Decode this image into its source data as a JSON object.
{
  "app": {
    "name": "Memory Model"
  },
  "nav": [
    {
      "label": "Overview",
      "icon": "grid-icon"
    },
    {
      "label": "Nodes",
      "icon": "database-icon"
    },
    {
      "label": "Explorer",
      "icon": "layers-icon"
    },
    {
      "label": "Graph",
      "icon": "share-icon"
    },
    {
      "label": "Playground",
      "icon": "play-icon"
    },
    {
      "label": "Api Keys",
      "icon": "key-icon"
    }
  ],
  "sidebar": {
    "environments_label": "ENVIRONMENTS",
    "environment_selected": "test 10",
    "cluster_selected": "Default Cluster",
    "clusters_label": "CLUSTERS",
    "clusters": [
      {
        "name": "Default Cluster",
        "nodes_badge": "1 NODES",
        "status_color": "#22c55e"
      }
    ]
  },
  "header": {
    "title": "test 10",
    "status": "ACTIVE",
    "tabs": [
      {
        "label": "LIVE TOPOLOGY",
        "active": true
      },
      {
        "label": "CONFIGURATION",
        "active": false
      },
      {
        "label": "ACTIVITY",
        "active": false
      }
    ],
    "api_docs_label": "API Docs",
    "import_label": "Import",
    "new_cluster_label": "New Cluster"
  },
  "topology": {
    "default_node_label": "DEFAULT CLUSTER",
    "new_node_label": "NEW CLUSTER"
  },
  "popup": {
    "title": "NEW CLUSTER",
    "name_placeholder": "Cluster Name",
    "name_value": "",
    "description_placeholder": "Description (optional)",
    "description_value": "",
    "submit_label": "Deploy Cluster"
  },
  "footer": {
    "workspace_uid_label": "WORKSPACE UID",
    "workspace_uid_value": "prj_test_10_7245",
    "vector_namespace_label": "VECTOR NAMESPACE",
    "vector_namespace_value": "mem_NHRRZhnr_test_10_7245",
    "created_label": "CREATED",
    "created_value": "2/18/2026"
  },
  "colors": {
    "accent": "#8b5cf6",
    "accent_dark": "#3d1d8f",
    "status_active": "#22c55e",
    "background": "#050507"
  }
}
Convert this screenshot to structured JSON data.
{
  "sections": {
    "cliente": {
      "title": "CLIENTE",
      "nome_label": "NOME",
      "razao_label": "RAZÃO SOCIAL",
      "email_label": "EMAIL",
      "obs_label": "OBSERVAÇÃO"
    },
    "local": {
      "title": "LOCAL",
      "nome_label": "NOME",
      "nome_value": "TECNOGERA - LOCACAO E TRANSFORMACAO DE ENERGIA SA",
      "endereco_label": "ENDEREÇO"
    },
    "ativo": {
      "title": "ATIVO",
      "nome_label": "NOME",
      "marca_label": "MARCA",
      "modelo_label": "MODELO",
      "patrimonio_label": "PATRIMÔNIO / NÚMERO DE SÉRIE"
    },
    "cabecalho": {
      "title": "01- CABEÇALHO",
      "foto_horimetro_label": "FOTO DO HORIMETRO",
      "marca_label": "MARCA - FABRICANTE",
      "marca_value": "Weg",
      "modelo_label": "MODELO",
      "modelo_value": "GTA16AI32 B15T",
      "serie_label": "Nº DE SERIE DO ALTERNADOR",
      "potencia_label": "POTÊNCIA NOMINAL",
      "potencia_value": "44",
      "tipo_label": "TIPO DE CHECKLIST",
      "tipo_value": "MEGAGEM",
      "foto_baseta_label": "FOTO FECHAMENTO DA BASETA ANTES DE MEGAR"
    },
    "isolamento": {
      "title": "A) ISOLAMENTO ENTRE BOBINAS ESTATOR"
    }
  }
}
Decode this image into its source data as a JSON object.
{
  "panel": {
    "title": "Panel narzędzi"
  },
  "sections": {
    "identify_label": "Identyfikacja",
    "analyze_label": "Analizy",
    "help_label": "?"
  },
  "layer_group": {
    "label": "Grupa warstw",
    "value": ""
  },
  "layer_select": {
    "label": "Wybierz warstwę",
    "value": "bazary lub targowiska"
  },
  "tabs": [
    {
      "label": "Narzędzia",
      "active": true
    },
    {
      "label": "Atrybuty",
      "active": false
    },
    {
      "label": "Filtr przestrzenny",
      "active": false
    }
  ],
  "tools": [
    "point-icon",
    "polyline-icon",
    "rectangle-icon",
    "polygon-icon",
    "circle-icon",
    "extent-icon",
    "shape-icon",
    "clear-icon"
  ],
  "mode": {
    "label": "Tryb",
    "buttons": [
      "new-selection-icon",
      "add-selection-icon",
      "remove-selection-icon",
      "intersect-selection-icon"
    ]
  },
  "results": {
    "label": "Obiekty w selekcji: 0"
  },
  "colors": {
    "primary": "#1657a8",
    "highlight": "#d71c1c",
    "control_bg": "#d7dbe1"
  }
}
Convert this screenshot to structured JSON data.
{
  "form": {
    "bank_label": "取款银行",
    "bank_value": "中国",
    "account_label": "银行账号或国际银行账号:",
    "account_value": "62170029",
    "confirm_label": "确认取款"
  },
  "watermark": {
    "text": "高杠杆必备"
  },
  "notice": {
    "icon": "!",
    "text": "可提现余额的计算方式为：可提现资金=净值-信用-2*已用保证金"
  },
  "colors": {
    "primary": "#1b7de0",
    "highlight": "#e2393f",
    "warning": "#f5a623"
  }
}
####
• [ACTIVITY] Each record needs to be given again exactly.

• [TASK RESPONSE]
Decode this image into its source data as a JSON object.
{
  "app": {
    "name": "Memory Model"
  },
  "nav": [
    {
      "label": "Overview",
      "icon": "grid-icon"
    },
    {
      "label": "Nodes",
      "icon": "database-icon"
    },
    {
      "label": "Explorer",
      "icon": "layers-icon"
    },
    {
      "label": "Graph",
      "icon": "share-icon"
    },
    {
      "label": "Playground",
      "icon": "play-icon"
    },
    {
      "label": "Api Keys",
      "icon": "key-icon"
    }
  ],
  "sidebar": {
    "environments_label": "ENVIRONMENTS",
    "environment_selected": "test 10",
    "cluster_selected": "Default Cluster",
    "clusters_label": "CLUSTERS",
    "clusters": [
      {
        "name": "Default Cluster",
        "nodes_badge": "1 NODES",
        "status_color": "#22c55e"
      }
    ]
  },
  "header": {
    "title": "test 10",
    "status": "ACTIVE",
    "tabs": [
      {
        "label": "LIVE TOPOLOGY",
        "active": true
      },
      {
        "label": "CONFIGURATION",
        "active": false
      },
      {
        "label": "ACTIVITY",
        "active": false
      }
    ],
    "api_docs_label": "API Docs",
    "import_label": "Import",
    "new_cluster_label": "New Cluster"
  },
  "topology": {
    "default_node_label": "DEFAULT CLUSTER",
    "new_node_label": "NEW CLUSTER"
  },
  "popup": {
    "title": "NEW CLUSTER",
    "name_placeholder": "Cluster Name",
    "name_value": "",
    "description_placeholder": "Description (optional)",
    "description_value": "",
    "submit_label": "Deploy Cluster"
  },
  "footer": {
    "workspace_uid_label": "WORKSPACE UID",
    "workspace_uid_value": "prj_test_10_7245",
    "vector_namespace_label": "VECTOR NAMESPACE",
    "vector_namespace_value": "mem_NHRRZhnr_test_10_7245",
    "created_label": "CREATED",
    "created_value": "2/18/2026"
  },
  "colors": {
    "accent": "#8b5cf6",
    "accent_dark": "#3d1d8f",
    "status_active": "#22c55e",
    "background": "#050507"
  }
}
Convert this screenshot to structured JSON data.
{
  "sections": {
    "cliente": {
      "title": "CLIENTE",
      "nome_label": "NOME",
      "razao_label": "RAZÃO SOCIAL",
      "email_label": "EMAIL",
      "obs_label": "OBSERVAÇÃO"
    },
    "local": {
      "title": "LOCAL",
      "nome_label": "NOME",
      "nome_value": "TECNOGERA - LOCACAO E TRANSFORMACAO DE ENERGIA SA",
      "endereco_label": "ENDEREÇO"
    },
    "ativo": {
      "title": "ATIVO",
      "nome_label": "NOME",
      "marca_label": "MARCA",
      "modelo_label": "MODELO",
      "patrimonio_label": "PATRIMÔNIO / NÚMERO DE SÉRIE"
    },
    "cabecalho": {
      "title": "01- CABEÇALHO",
      "foto_horimetro_label": "FOTO DO HORIMETRO",
      "marca_label": "MARCA - FABRICANTE",
      "marca_value": "Weg",
      "modelo_label": "MODELO",
      "modelo_value": "GTA16AI32 B15T",
      "serie_label": "Nº DE SERIE DO ALTERNADOR",
      "potencia_label": "POTÊNCIA NOMINAL",
      "potencia_value": "44",
      "tipo_label": "TIPO DE CHECKLIST",
      "tipo_value": "MEGAGEM",
      "foto_baseta_label": "FOTO FECHAMENTO DA BASETA ANTES DE MEGAR"
    },
    "isolamento": {
      "title": "A) ISOLAMENTO ENTRE BOBINAS ESTATOR"
    }
  }
}
Decode this image into its source data as a JSON object.
{
  "panel": {
    "title": "Panel narzędzi"
  },
  "sections": {
    "identify_label": "Identyfikacja",
    "analyze_label": "Analizy",
    "help_label": "?"
  },
  "layer_group": {
    "label": "Grupa warstw",
    "value": ""
  },
  "layer_select": {
    "label": "Wybierz warstwę",
    "value": "bazary lub targowiska"
  },
  "tabs": [
    {
      "label": "Narzędzia",
      "active": true
    },
    {
      "label": "Atrybuty",
      "active": false
    },
    {
      "label": "Filtr przestrzenny",
      "active": false
    }
  ],
  "tools": [
    "point-icon",
    "polyline-icon",
    "rectangle-icon",
    "polygon-icon",
    "circle-icon",
    "extent-icon",
    "shape-icon",
    "clear-icon"
  ],
  "mode": {
    "label": "Tryb",
    "buttons": [
      "new-selection-icon",
      "add-selection-icon",
      "remove-selection-icon",
      "intersect-selection-icon"
    ]
  },
  "results": {
    "label": "Obiekty w selekcji: 0"
  },
  "colors": {
    "primary": "#1657a8",
    "highlight": "#d71c1c",
    "control_bg": "#d7dbe1"
  }
}
Convert this screenshot to structured JSON data.
{
  "form": {
    "bank_label": "取款银行",
    "bank_value": "中国",
    "account_label": "银行账号或国际银行账号:",
    "account_value": "62170029",
    "confirm_label": "确认取款"
  },
  "watermark": {
    "text": "高杠杆必备"
  },
  "notice": {
    "icon": "!",
    "text": "可提现余额的计算方式为：可提现资金=净值-信用-2*已用保证金"
  },
  "colors": {
    "primary": "#1b7de0",
    "highlight": "#e2393f",
    "warning": "#f5a623"
  }
}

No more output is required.